Large gauges, but some testers don’t like the red-colored instrument lighting. Audio and climate controls easy to reach and decipher, but dashboard’s many buttons can intimidate the uninitiated. Interior a mix of boldly shaped hard plastic surfaces and padded panels that nonetheless lack quality look and feel.
SE’s available bench seat squeezes a middle adult. Plenty of room with buckets, but some testers find deficiencies in contour and comfort with both types. Testers also divided on safety-belt design. Belts are integrated into seatbacks; some find this convenient, others complain of poor fit over the shoulder.
Short on head room for taller passengers; an adult will be cramped in the middle. Seat cushion too soft and poorly shaped.
Cabin offers useful storage, but front cupholders don’t hold large containers. Rear seat has fold-down armrest, trunk pass-through. Trunk is large, but lid’s hinges dip into load area.
Bonneville’s SE model is a good big-car value. The SLE adds useful amenities for a bit more money. But ordering a few popular options pushes both into the price realm of cars with luxury-brand pedigrees, better interiors, and more refinement. The GXP appeals for its V8 power, but suffers the same shortfalls as other Bonnevilles, so it doesn’t compare well against newer sporty sedans of similar price.
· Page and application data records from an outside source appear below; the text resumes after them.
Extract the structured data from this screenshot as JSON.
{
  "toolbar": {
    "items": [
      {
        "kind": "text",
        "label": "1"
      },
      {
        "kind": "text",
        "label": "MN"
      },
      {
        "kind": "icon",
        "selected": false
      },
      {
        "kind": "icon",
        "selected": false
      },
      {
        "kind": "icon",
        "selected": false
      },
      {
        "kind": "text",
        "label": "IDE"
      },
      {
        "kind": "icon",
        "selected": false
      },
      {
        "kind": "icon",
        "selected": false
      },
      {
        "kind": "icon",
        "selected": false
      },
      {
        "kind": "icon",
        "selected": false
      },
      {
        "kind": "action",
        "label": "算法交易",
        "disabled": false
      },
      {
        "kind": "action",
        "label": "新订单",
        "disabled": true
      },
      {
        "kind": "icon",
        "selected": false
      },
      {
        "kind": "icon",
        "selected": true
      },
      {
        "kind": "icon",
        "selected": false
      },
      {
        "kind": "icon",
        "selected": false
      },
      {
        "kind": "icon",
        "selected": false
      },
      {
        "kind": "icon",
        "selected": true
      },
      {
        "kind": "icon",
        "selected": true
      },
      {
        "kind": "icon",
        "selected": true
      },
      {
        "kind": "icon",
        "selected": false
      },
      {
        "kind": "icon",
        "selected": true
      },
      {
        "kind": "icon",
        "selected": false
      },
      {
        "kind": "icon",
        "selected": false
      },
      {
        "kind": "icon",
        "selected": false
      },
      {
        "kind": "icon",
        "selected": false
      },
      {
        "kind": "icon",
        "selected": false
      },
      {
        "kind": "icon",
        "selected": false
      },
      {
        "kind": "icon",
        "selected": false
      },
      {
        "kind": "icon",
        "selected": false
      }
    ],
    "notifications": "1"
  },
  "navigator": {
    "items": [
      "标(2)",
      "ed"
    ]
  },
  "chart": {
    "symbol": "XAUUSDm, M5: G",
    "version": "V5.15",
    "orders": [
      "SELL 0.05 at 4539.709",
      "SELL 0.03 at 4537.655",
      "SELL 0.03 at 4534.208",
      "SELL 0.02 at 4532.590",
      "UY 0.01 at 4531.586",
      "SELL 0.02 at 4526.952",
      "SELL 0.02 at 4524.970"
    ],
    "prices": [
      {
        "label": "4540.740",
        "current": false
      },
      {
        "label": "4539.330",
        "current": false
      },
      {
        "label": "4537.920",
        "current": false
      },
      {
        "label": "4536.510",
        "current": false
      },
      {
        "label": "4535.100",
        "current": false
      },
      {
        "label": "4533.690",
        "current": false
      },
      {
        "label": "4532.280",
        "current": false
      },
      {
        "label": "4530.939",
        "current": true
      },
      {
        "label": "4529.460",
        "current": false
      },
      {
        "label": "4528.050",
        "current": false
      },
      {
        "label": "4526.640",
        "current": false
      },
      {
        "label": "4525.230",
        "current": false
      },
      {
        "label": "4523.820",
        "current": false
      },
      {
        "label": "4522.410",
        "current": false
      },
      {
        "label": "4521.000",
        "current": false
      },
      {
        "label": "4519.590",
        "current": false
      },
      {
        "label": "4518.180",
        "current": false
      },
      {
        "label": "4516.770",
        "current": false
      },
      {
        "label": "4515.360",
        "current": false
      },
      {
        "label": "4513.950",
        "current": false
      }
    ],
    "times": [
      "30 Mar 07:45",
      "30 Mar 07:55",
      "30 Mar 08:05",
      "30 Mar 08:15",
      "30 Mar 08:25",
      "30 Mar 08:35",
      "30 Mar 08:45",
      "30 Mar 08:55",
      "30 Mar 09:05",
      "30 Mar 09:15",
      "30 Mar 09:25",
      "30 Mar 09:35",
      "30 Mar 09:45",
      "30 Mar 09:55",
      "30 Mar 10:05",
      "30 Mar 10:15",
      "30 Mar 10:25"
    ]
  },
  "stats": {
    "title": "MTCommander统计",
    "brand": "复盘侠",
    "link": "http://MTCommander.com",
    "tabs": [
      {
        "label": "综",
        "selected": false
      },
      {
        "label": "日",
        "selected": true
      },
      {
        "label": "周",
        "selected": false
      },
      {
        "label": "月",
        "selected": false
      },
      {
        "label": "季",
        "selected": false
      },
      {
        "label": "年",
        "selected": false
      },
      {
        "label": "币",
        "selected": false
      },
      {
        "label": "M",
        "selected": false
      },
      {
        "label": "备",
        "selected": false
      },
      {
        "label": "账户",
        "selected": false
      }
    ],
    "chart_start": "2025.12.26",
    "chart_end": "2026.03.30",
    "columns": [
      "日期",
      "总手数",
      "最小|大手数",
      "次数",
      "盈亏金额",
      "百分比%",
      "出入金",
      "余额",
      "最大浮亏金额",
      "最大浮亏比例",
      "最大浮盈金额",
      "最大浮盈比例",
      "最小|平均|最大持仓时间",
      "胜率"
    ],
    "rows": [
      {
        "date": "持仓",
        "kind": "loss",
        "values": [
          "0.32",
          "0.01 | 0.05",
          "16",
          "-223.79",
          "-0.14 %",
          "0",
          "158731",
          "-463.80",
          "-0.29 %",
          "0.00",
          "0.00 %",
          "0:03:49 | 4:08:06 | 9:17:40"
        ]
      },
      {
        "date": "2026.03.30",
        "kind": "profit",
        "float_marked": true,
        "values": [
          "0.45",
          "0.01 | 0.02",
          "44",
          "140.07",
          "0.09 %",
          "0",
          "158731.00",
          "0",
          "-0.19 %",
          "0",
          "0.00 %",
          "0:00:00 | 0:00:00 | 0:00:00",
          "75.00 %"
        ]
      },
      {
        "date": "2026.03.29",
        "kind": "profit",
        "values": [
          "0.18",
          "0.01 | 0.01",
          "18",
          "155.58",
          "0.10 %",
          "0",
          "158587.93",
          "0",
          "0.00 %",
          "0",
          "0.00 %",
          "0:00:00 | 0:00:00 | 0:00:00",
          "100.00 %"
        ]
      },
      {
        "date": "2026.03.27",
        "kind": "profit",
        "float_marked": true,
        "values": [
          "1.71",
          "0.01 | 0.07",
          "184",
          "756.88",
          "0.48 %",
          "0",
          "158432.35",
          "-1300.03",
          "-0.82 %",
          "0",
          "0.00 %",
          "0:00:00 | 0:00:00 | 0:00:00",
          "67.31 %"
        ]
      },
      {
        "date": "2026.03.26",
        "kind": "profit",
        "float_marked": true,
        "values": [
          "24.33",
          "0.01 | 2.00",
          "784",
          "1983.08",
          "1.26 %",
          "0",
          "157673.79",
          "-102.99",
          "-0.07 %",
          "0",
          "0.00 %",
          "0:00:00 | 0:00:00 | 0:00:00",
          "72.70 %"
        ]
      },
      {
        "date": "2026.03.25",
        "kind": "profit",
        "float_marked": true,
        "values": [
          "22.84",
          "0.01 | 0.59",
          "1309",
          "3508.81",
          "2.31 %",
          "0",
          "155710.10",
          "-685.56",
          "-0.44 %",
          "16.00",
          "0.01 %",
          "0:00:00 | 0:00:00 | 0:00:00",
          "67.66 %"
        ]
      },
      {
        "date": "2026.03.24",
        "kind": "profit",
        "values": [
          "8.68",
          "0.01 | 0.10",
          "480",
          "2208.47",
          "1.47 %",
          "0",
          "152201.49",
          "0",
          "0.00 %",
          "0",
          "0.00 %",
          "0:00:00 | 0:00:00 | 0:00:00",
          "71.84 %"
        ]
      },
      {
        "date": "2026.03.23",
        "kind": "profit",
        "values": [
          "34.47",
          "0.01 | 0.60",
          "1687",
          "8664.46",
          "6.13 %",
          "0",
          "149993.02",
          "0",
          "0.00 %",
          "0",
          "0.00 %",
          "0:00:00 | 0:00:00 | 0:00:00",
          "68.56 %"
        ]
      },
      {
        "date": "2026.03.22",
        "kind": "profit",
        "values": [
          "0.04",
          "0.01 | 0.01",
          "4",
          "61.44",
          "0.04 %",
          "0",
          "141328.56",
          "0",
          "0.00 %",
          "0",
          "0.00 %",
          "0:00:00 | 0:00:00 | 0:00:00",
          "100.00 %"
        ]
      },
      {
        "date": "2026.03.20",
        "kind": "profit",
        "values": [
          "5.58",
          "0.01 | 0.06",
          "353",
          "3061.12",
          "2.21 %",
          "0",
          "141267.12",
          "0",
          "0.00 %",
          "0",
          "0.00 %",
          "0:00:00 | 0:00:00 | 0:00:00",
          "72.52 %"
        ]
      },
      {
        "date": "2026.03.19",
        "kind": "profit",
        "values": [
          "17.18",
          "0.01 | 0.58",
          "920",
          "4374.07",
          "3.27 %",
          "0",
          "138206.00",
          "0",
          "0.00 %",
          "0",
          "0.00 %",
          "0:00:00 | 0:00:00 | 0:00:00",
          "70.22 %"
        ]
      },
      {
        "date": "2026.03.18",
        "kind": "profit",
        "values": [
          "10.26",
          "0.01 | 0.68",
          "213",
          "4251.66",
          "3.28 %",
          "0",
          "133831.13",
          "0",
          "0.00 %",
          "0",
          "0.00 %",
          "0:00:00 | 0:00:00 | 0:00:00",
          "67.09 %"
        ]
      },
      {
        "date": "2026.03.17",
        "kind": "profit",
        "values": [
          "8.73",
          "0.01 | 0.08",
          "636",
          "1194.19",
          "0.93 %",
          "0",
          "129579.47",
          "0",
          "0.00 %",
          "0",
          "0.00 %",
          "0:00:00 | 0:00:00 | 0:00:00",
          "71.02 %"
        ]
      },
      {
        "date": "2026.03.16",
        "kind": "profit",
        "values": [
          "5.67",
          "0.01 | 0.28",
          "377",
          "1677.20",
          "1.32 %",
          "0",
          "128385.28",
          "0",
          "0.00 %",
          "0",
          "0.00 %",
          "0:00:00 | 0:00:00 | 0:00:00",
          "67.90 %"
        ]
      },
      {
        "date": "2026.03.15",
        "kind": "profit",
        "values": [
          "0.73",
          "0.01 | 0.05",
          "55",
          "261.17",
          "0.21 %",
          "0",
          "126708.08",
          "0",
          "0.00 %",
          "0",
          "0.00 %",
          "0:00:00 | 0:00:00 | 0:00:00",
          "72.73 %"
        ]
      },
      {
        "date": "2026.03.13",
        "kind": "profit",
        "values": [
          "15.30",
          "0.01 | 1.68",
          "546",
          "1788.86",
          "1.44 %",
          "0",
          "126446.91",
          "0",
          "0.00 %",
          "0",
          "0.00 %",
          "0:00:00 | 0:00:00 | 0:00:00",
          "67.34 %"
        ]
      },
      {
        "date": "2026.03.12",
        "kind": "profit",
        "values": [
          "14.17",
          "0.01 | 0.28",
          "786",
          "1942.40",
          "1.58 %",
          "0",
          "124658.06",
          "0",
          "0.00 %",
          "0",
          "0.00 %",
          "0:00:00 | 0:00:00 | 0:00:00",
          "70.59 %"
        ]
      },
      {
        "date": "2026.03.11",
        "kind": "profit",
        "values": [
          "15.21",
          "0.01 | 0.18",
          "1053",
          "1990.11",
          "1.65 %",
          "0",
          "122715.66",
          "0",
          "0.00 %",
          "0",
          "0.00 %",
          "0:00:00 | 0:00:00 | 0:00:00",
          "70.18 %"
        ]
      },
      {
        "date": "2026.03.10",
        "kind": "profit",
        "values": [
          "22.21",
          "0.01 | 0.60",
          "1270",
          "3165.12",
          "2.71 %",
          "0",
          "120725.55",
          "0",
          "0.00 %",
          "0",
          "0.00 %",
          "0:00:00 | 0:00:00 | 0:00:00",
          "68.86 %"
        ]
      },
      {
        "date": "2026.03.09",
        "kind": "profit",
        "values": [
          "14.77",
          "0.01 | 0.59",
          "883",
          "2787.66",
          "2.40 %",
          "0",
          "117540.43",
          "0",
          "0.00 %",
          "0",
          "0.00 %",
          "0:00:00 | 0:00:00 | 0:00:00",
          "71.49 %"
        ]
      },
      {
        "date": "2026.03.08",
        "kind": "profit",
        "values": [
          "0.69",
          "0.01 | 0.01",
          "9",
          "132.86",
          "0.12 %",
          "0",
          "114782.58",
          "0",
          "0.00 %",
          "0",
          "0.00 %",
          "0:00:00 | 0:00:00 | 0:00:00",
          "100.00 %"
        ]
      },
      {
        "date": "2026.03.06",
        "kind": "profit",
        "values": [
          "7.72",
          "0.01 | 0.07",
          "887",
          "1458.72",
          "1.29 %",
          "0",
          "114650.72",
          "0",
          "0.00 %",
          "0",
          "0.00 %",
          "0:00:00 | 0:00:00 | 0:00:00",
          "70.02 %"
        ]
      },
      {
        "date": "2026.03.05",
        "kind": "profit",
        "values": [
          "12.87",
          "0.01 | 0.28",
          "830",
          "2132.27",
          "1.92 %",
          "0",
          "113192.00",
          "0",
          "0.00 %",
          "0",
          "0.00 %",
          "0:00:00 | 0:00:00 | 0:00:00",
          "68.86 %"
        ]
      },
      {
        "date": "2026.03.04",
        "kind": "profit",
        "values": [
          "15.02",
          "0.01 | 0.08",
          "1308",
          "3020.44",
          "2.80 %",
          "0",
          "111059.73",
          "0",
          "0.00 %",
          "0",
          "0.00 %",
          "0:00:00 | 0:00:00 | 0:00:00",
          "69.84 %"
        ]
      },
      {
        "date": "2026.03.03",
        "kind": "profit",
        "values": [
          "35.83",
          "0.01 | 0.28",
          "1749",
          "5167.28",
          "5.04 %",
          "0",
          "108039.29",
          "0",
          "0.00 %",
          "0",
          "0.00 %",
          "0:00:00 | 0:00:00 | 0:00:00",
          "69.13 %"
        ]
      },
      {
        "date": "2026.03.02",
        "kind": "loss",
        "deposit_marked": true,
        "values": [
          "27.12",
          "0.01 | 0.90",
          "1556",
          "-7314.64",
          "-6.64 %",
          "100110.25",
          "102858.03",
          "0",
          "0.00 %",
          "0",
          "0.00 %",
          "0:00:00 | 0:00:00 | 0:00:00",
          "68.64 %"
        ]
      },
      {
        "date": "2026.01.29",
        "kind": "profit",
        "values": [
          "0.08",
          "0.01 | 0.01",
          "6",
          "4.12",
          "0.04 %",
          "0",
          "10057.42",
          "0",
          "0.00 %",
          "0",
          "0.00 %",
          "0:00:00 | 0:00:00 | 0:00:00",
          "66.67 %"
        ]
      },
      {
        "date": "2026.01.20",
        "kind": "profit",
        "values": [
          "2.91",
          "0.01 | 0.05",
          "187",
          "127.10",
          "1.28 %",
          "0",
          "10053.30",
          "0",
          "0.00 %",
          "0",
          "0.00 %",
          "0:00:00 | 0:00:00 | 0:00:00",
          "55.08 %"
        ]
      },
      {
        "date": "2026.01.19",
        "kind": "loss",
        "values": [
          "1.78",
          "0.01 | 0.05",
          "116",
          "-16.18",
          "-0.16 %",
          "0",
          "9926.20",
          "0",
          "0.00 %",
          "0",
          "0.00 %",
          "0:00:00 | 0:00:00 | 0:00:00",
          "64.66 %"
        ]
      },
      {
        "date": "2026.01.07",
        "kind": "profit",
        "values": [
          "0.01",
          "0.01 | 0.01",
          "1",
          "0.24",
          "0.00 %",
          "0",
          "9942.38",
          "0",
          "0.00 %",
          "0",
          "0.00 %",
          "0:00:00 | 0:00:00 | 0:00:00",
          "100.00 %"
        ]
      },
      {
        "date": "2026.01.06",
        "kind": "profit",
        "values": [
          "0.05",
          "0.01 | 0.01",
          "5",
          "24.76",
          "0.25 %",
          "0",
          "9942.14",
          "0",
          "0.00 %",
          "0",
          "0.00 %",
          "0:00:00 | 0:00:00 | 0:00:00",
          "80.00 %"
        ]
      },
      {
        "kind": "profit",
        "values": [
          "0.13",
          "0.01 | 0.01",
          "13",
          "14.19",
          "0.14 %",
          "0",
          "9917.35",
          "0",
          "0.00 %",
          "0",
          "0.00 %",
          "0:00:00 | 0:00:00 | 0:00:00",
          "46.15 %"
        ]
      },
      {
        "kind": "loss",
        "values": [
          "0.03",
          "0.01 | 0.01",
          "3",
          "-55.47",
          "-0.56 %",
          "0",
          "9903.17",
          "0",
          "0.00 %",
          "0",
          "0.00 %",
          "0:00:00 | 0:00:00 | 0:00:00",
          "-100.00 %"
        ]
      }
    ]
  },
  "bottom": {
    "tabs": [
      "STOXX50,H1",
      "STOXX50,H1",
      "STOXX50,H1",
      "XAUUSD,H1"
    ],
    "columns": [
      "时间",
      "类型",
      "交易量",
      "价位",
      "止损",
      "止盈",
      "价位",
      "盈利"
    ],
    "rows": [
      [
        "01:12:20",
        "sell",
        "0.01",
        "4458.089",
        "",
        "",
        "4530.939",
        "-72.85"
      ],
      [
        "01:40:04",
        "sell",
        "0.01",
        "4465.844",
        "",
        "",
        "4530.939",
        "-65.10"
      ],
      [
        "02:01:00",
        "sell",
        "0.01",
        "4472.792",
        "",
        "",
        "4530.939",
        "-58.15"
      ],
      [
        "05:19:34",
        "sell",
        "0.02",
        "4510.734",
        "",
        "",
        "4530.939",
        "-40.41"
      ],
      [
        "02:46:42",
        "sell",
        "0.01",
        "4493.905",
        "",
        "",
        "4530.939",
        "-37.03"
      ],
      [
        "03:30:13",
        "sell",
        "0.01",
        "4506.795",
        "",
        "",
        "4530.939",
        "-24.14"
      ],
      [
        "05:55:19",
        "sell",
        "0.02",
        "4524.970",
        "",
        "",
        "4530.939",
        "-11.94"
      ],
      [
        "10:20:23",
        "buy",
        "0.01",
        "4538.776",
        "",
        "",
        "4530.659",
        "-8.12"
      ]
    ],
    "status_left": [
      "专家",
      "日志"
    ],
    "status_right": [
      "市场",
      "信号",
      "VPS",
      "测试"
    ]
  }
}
“A big engine does not a sport sedan make–though it helps. GXP impresses in most dynamic areas, but otherwise seems too much of a gussied-up Bonneville (which, of course, it is) to compete at the $38,500 level of its sticker price.”
“Hard to imagine paying this much for a car that can be had for so much less with the adequate V6, but I guess the formula works for BMW. Competent family sedan, but there are better choices.”
Pontiac announced the decision to drop Bonneville in early February 2005, citing sluggish sales. No replacement is planned, but Pontiac probably hopes to keep some Bonneville buyers in the fold by adding a V8 GXP version of its midsize Grand Prix, expected for 2006.